## PROBLEM TO SOLVE:
Your answer must be every line of the data that holds the string "JSON".

Element data from apps and pages

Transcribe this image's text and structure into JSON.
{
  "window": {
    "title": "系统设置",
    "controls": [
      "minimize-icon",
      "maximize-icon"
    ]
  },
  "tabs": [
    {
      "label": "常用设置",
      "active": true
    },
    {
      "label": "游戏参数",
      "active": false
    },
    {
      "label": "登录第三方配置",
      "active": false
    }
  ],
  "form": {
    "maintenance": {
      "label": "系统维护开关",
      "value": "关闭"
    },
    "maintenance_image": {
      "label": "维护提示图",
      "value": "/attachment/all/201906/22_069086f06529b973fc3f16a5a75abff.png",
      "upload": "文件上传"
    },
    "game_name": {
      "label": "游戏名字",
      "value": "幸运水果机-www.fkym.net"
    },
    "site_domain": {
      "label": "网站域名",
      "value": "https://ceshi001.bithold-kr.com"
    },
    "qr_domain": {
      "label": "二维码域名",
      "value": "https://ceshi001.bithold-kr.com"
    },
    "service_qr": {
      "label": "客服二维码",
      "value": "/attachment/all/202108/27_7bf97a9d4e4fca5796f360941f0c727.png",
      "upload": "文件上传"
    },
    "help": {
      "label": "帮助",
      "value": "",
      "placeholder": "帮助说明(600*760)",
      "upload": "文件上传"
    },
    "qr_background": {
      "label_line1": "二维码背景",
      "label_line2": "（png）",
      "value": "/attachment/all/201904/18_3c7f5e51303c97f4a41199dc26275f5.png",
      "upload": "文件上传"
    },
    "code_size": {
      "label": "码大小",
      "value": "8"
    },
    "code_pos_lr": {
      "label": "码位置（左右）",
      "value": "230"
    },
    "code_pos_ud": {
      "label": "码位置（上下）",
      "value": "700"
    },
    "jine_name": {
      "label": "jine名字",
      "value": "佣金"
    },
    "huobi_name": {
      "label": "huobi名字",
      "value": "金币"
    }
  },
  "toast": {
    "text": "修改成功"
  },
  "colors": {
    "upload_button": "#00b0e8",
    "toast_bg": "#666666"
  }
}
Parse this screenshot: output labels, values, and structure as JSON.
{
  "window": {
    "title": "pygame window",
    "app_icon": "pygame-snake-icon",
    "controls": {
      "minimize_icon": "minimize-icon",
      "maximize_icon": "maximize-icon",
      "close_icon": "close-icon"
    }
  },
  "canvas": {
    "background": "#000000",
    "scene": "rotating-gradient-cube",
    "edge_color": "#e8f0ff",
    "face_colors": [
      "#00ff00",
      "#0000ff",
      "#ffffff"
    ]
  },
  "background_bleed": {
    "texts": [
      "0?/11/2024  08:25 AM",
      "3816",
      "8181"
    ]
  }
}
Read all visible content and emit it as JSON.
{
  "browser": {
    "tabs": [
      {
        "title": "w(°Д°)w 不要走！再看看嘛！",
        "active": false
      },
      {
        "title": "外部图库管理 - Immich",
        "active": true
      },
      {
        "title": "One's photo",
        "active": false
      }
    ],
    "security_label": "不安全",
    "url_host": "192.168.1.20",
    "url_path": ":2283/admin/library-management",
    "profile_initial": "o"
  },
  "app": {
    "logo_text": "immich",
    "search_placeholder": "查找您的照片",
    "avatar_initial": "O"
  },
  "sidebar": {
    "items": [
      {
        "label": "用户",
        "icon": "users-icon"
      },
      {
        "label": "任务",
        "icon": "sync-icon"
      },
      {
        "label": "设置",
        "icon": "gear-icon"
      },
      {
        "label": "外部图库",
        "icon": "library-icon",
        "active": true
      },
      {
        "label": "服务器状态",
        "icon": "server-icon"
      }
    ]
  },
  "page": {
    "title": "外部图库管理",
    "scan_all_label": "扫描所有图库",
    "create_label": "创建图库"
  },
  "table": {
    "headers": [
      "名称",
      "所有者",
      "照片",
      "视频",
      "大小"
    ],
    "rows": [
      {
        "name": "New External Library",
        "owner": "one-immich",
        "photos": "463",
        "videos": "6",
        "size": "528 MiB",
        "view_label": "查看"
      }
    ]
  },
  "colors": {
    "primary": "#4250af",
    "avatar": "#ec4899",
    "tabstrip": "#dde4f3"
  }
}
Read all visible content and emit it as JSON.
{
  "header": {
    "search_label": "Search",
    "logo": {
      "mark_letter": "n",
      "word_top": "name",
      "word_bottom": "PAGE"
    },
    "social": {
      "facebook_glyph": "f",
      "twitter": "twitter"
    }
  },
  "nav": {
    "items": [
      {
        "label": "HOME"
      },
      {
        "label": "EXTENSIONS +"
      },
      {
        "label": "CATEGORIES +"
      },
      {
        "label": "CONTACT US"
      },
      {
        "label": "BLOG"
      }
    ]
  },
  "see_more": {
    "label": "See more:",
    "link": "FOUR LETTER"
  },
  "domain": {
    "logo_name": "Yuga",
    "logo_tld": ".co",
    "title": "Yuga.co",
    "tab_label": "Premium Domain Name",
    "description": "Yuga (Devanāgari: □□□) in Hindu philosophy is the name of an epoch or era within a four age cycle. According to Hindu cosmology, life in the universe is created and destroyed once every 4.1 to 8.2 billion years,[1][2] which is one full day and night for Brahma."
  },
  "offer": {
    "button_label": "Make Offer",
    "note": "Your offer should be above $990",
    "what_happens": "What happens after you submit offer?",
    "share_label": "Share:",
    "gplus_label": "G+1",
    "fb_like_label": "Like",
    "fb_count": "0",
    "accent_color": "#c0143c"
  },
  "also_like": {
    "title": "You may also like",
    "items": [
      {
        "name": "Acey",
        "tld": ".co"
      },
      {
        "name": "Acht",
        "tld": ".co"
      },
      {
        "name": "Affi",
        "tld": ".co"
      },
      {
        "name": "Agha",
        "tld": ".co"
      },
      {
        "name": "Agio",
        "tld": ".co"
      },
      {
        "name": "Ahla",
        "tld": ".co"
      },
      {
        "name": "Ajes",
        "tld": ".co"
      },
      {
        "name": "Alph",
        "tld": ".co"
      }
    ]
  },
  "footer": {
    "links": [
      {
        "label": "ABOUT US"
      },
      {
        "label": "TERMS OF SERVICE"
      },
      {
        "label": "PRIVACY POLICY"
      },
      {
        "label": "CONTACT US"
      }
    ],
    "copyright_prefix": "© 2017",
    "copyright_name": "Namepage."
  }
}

## ANSWER TO THE PROBLEM:
Transcribe this image's text and structure into JSON.
Parse this screenshot: output labels, values, and structure as JSON.
Read all visible content and emit it as JSON.
Read all visible content and emit it as JSON.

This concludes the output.